» **What the task requires**:
Answer with the number of lines in the records that contain "watermark" and with nothing else.

» **Source records**:
■ ■ ■

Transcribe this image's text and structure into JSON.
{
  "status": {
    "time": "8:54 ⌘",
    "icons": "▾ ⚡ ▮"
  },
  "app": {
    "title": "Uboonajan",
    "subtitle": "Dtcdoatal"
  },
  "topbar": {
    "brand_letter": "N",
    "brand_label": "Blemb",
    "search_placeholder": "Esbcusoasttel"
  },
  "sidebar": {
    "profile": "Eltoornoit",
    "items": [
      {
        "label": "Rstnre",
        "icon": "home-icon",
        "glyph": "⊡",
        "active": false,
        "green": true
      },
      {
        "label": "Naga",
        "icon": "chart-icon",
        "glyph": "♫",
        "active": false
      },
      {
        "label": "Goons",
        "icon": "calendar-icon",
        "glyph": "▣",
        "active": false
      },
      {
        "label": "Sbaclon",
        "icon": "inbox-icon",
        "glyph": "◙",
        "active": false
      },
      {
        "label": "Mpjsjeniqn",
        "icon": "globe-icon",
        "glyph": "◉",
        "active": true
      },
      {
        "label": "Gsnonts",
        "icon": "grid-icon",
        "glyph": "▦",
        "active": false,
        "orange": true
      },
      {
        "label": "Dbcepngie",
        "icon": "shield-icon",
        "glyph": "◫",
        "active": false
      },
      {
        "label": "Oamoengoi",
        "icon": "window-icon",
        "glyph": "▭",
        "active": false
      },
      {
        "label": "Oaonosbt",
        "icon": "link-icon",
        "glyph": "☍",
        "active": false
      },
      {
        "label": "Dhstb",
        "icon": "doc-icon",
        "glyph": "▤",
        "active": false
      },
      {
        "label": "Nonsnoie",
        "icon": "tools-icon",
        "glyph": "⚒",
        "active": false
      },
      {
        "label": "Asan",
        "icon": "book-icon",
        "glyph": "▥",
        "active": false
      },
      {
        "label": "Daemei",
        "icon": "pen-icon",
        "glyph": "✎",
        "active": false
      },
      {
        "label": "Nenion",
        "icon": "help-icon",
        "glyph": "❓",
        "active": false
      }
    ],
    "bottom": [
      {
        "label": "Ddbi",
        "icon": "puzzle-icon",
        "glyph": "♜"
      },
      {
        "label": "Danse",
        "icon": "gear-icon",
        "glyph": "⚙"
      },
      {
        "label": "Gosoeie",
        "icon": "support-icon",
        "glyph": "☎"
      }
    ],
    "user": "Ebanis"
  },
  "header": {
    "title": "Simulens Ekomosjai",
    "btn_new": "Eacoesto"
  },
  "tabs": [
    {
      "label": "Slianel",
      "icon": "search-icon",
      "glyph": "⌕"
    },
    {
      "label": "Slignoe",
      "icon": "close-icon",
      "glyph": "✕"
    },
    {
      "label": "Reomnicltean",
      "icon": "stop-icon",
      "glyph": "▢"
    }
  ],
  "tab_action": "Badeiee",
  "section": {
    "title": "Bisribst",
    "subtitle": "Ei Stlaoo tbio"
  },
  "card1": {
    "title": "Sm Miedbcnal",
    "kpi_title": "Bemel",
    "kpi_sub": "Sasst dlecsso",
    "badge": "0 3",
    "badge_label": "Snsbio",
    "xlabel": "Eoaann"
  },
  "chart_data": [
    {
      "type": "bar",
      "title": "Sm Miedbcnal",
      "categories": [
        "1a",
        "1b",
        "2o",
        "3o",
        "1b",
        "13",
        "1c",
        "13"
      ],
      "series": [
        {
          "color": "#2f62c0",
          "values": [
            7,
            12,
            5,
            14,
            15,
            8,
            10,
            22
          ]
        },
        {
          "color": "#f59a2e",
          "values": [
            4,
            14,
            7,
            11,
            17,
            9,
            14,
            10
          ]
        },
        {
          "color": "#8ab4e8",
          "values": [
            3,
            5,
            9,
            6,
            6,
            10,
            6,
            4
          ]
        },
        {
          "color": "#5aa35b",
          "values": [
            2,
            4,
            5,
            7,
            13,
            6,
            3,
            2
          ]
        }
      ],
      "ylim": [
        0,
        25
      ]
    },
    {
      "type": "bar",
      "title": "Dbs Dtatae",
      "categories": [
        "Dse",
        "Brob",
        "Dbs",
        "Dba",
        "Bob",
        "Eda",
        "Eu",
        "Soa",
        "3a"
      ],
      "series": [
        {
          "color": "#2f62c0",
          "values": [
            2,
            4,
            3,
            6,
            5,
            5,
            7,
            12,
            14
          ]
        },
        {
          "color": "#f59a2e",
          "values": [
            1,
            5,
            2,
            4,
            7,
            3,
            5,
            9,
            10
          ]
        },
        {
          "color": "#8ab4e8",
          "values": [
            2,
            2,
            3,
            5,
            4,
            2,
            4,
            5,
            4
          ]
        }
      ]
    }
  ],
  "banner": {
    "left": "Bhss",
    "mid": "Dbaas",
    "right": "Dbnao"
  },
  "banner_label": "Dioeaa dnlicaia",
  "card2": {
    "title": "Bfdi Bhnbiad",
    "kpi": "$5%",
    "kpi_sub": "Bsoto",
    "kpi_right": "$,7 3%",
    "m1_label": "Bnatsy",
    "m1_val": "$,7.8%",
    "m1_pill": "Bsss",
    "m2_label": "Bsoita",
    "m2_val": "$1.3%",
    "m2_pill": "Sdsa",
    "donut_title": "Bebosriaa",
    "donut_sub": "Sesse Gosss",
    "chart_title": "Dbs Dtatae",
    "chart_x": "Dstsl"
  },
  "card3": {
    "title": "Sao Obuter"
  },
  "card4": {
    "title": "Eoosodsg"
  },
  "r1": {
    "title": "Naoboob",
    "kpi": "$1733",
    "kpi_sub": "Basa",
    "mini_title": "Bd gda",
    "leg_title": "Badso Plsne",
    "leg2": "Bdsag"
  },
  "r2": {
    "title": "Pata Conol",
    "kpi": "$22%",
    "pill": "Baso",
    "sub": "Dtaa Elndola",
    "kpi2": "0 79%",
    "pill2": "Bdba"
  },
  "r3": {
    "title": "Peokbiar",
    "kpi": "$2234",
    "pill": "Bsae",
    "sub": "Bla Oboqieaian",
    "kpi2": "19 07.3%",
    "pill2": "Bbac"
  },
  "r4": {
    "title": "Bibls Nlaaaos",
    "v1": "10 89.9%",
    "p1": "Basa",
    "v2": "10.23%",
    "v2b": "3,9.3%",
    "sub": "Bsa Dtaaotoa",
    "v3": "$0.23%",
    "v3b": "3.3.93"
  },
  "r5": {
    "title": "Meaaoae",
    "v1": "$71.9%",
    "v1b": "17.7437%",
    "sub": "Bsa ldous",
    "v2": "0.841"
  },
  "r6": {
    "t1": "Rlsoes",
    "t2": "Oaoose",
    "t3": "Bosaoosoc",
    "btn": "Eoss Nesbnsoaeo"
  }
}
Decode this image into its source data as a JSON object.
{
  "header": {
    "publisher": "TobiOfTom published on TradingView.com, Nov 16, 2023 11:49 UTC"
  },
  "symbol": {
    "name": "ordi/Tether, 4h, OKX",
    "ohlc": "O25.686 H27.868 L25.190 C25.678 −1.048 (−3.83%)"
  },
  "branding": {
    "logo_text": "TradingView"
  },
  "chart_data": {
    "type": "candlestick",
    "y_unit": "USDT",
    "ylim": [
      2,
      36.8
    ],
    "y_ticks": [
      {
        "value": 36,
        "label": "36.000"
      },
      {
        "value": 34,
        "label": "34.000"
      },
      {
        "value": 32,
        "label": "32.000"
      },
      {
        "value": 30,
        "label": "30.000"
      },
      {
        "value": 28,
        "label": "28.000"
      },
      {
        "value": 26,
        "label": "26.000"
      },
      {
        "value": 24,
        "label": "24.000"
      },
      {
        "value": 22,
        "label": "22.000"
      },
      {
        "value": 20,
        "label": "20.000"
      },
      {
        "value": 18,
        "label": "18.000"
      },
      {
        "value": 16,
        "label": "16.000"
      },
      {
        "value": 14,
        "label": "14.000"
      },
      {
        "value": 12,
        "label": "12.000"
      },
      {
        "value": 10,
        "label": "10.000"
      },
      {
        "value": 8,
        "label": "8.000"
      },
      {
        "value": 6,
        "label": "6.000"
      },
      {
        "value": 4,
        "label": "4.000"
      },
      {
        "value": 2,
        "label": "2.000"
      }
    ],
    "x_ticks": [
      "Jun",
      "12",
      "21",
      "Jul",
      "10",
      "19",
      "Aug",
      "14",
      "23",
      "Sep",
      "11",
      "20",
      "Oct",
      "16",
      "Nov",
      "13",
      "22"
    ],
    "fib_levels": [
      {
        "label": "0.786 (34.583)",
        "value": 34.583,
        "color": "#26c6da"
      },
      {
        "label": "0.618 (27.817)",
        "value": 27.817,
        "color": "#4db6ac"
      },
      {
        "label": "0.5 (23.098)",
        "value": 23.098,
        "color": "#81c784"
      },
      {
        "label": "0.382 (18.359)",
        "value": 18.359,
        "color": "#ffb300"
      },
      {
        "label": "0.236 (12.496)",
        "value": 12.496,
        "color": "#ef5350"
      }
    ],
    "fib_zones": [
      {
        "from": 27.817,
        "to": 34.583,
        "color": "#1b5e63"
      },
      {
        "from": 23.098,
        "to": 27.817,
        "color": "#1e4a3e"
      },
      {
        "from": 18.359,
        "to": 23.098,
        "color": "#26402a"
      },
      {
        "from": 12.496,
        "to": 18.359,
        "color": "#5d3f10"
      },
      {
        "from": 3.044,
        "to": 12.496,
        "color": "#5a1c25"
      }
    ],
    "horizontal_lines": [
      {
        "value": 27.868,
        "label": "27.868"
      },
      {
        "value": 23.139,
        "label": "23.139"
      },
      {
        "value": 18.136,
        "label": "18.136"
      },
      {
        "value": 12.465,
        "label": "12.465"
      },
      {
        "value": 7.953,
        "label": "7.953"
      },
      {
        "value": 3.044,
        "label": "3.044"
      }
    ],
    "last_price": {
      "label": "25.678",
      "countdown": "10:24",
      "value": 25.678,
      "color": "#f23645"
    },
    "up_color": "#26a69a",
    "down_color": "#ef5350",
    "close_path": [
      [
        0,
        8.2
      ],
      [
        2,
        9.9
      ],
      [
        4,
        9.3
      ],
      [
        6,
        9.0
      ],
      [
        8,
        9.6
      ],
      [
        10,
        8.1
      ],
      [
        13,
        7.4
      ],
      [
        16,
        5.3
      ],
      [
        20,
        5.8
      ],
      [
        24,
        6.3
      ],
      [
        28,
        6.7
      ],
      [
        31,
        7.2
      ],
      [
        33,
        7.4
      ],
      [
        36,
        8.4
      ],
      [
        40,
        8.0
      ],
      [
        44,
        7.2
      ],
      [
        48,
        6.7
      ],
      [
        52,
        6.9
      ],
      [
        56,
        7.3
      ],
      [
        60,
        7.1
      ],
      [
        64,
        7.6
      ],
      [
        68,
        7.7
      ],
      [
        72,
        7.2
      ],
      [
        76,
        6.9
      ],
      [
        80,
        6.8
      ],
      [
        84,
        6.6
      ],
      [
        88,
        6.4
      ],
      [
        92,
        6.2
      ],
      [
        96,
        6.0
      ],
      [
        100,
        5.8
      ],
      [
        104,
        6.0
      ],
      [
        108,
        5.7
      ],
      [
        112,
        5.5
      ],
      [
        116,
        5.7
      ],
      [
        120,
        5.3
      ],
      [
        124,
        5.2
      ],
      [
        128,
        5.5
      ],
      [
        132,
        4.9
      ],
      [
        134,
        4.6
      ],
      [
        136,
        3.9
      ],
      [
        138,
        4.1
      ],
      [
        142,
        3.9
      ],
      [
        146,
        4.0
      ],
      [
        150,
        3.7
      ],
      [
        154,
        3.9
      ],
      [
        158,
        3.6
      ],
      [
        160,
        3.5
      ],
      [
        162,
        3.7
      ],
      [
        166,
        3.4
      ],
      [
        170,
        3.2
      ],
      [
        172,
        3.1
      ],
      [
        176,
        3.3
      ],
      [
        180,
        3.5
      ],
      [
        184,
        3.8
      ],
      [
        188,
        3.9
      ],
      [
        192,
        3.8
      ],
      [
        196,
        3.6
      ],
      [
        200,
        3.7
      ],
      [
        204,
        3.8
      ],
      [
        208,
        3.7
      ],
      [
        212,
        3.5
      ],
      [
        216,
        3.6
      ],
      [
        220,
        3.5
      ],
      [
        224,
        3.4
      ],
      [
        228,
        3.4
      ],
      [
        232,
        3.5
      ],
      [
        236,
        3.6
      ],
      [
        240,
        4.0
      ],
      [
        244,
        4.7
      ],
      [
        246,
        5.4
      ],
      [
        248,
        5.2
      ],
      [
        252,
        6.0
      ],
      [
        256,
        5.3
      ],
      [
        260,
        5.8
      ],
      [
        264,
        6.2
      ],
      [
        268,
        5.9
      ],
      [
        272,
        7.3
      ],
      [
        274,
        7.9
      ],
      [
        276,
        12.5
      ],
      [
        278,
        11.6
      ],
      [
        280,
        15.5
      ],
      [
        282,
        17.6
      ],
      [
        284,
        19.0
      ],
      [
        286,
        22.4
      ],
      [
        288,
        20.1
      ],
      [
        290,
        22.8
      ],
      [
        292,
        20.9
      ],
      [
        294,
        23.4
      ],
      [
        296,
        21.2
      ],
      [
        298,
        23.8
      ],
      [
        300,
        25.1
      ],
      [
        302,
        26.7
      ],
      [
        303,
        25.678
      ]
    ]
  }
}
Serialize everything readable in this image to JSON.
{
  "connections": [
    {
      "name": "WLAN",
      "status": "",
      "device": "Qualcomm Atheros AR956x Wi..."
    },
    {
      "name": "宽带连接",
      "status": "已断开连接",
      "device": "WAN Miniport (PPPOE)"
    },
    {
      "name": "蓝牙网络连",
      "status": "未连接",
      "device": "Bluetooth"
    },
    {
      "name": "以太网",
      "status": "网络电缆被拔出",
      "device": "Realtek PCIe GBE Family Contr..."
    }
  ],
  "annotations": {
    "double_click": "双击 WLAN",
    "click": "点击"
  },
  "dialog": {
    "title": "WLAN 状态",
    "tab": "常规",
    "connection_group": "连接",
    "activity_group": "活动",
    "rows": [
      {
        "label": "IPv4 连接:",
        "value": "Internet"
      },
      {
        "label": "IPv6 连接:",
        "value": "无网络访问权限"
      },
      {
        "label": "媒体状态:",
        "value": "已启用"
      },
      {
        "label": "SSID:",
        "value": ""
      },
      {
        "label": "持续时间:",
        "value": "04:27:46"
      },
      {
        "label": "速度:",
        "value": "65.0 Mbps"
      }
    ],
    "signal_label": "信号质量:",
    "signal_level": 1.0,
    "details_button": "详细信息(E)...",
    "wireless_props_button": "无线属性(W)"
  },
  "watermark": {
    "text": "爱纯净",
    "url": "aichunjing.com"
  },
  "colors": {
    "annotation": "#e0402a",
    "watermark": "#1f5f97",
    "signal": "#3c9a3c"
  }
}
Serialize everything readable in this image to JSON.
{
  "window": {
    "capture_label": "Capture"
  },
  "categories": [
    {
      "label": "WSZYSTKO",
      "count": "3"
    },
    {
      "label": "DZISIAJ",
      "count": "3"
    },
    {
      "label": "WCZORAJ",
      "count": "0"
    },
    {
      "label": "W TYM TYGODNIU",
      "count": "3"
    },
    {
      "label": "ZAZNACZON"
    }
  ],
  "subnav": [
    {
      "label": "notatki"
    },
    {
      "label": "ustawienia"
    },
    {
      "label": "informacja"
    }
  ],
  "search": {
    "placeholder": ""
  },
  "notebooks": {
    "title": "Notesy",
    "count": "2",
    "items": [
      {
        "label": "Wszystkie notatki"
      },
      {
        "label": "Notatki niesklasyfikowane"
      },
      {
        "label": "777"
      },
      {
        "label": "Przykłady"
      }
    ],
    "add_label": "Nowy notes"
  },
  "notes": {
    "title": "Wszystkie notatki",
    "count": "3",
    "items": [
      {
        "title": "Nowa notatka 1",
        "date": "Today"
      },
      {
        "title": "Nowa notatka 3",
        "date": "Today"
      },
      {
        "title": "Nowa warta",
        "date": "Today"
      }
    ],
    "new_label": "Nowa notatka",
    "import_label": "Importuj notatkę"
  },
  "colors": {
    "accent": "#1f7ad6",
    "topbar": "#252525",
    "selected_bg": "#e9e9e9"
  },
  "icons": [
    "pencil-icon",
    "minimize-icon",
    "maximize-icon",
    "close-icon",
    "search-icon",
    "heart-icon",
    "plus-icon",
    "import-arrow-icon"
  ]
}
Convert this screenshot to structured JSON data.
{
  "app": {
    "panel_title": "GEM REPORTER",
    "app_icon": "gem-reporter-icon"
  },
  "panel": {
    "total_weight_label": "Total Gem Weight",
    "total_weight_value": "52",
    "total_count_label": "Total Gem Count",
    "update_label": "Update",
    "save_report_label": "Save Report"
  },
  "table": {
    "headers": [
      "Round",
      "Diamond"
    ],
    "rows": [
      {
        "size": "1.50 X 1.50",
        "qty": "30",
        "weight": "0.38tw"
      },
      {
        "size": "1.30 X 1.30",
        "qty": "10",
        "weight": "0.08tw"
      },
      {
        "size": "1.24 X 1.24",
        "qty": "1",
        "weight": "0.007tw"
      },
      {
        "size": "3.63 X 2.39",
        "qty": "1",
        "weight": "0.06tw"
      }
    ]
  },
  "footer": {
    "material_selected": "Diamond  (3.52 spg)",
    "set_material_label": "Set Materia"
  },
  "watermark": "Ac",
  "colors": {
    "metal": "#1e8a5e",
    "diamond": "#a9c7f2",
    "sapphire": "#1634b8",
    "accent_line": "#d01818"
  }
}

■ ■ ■

» **The answer**:
3